Top of LISTED ENTRIES

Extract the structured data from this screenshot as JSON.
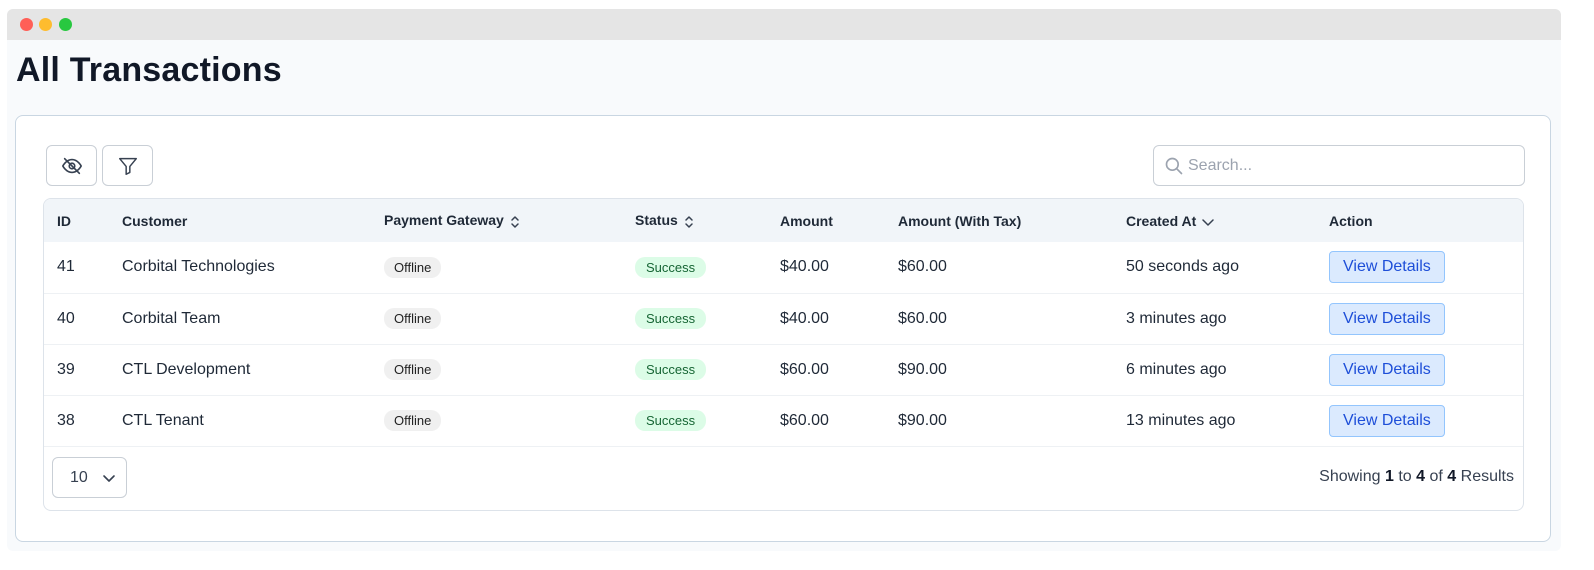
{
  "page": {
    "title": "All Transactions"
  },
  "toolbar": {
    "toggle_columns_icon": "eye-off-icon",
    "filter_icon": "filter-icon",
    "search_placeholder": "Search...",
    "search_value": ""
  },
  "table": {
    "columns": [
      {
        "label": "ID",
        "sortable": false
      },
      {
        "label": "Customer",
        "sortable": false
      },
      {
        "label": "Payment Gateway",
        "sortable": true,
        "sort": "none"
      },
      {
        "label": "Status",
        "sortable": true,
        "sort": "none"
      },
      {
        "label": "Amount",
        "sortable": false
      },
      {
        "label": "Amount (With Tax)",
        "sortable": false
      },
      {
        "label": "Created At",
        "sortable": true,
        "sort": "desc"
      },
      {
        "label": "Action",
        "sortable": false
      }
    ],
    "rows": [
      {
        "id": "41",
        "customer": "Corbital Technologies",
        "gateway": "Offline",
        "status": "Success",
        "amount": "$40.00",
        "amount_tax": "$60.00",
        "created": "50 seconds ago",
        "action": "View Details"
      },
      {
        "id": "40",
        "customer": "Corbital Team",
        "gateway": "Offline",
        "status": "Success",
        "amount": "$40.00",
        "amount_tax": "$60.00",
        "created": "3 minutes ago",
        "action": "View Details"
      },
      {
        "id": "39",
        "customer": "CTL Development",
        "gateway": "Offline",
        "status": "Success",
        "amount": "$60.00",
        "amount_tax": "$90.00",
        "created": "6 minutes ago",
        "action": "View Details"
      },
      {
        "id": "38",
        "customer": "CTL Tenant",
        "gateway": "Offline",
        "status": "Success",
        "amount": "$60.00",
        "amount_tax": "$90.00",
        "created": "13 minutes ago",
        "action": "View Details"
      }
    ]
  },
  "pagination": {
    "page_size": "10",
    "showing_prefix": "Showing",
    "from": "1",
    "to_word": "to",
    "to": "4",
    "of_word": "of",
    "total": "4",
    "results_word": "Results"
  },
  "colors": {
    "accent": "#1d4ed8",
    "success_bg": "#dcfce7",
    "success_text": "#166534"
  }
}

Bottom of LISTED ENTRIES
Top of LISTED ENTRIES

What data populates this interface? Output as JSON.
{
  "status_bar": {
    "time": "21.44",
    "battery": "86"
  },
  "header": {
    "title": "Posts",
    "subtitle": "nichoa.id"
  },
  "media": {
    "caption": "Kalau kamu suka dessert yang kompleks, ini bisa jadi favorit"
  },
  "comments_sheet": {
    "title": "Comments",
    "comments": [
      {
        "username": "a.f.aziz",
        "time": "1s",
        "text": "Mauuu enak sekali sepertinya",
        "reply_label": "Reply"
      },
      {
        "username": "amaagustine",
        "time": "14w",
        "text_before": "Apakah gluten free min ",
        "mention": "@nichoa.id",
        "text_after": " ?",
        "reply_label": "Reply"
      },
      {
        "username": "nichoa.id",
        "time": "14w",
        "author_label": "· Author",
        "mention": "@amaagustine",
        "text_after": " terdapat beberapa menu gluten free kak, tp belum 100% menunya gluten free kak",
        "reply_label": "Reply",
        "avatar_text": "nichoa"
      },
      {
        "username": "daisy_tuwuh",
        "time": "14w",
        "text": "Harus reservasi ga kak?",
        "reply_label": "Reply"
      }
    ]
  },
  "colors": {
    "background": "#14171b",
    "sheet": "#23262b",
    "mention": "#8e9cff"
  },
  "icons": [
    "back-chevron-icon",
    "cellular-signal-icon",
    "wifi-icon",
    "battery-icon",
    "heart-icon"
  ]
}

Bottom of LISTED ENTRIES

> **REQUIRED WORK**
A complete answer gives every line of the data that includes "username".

> **RESULT OF THE EXERCISE**
        "username": "a.f.aziz",
        "username": "amaagustine",
        "username": "nichoa.id",
        "username": "daisy_tuwuh",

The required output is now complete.